Instructions for the task:
Below are records. Copy every line with "your" in it.

Component data from apps and pages:
'''

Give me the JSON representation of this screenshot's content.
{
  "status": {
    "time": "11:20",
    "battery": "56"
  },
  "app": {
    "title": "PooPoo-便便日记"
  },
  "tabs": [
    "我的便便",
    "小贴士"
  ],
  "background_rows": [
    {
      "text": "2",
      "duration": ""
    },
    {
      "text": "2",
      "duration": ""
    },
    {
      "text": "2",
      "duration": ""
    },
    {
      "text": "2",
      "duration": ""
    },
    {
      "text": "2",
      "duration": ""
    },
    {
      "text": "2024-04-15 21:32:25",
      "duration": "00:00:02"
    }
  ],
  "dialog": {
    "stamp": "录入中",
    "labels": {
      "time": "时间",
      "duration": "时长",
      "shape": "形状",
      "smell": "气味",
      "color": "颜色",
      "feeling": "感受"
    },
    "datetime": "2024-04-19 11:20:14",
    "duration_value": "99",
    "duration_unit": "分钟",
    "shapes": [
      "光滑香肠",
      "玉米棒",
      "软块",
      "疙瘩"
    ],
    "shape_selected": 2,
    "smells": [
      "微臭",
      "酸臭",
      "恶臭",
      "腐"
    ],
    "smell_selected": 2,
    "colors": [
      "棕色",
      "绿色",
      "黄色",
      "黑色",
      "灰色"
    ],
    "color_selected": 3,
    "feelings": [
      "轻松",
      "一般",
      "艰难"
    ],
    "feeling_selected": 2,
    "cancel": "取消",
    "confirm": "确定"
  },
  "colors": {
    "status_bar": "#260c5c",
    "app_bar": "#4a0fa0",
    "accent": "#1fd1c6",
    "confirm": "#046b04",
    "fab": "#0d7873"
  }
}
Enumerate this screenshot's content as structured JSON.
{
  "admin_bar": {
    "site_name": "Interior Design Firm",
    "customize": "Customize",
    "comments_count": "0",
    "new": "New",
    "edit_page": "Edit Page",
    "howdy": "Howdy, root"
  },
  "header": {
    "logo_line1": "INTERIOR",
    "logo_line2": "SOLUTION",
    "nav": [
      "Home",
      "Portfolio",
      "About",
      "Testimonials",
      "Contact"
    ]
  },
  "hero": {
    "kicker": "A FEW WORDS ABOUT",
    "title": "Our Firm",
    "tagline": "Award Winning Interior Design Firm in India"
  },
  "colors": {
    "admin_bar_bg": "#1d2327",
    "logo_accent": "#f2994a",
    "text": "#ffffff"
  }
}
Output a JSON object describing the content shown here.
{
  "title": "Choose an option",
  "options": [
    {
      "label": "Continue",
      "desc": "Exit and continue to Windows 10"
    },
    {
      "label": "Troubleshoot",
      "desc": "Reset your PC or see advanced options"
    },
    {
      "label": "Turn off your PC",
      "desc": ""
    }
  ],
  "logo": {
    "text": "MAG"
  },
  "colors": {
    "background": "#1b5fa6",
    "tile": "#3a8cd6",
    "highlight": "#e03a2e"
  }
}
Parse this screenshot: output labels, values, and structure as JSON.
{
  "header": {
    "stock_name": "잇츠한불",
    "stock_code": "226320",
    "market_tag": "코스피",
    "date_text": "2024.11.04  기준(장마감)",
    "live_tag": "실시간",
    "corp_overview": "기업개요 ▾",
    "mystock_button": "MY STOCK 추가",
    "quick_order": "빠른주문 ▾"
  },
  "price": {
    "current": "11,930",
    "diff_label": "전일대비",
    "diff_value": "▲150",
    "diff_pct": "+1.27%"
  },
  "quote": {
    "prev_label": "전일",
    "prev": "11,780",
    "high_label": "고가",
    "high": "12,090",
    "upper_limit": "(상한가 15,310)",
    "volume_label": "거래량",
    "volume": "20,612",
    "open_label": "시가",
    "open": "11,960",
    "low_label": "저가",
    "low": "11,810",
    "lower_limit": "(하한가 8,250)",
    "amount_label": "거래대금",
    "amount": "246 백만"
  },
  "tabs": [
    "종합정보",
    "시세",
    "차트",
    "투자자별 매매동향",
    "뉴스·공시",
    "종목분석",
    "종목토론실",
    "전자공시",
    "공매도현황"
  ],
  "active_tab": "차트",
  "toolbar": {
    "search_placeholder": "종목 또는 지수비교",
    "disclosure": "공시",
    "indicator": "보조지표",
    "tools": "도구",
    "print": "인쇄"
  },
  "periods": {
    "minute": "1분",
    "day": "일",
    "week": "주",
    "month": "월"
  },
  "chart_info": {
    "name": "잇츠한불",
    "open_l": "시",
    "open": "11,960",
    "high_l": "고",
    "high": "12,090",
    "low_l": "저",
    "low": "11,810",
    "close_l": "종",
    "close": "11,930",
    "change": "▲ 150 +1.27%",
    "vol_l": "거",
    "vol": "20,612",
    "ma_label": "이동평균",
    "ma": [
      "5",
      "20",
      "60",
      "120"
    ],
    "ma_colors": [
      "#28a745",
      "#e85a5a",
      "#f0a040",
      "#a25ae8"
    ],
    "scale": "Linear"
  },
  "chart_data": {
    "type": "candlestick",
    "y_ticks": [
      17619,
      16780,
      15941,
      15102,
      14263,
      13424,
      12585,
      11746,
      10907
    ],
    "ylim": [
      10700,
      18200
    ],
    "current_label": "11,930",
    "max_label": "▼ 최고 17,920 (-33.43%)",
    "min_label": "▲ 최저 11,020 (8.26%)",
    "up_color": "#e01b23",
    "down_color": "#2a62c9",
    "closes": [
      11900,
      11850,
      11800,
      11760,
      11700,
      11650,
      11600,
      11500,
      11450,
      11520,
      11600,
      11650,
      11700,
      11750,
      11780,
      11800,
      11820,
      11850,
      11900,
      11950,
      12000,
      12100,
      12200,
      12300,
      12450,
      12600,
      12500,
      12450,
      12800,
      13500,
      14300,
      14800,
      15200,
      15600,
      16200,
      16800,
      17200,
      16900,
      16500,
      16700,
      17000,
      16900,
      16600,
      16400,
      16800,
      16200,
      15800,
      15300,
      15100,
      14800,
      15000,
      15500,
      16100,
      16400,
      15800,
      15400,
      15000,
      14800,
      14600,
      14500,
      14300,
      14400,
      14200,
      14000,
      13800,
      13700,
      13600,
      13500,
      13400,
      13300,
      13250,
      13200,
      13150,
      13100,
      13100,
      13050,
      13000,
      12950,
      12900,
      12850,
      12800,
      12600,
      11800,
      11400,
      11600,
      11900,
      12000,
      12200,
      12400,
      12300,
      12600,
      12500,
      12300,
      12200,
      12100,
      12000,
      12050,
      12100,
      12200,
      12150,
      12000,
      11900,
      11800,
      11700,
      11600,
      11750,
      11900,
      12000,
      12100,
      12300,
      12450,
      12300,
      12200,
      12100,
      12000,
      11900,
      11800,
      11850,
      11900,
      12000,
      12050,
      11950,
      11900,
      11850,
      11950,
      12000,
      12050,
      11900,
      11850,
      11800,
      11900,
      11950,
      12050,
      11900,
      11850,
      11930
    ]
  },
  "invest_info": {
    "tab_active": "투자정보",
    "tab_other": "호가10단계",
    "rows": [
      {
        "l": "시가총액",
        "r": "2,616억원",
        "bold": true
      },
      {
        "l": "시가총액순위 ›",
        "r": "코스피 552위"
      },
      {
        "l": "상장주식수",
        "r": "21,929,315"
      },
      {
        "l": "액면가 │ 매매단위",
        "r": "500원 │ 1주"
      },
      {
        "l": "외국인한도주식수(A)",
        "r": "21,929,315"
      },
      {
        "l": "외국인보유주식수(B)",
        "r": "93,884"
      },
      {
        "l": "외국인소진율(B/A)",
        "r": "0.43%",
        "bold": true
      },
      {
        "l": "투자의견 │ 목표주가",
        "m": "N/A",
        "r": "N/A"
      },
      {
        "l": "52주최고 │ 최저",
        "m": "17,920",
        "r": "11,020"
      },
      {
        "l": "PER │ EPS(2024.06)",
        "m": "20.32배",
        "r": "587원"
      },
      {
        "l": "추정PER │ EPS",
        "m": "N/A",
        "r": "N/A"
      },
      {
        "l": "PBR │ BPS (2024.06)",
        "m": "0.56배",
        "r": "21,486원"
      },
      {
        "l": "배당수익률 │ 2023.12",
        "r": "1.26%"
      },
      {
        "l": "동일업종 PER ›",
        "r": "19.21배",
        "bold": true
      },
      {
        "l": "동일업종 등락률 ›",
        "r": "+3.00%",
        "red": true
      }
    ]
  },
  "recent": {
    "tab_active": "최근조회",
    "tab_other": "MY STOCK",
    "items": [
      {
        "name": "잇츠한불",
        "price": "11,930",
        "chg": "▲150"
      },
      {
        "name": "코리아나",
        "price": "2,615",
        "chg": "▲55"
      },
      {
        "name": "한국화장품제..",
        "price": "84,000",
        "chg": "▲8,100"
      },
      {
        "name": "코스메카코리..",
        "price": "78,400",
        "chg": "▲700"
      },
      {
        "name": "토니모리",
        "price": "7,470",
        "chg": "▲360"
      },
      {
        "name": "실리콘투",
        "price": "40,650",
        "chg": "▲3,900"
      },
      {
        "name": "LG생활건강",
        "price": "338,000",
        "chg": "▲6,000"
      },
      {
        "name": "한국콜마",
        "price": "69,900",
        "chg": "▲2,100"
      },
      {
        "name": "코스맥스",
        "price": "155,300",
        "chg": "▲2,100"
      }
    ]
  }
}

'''

Task answer:
      "desc": "Reset your PC or see advanced options"
      "label": "Turn off your PC",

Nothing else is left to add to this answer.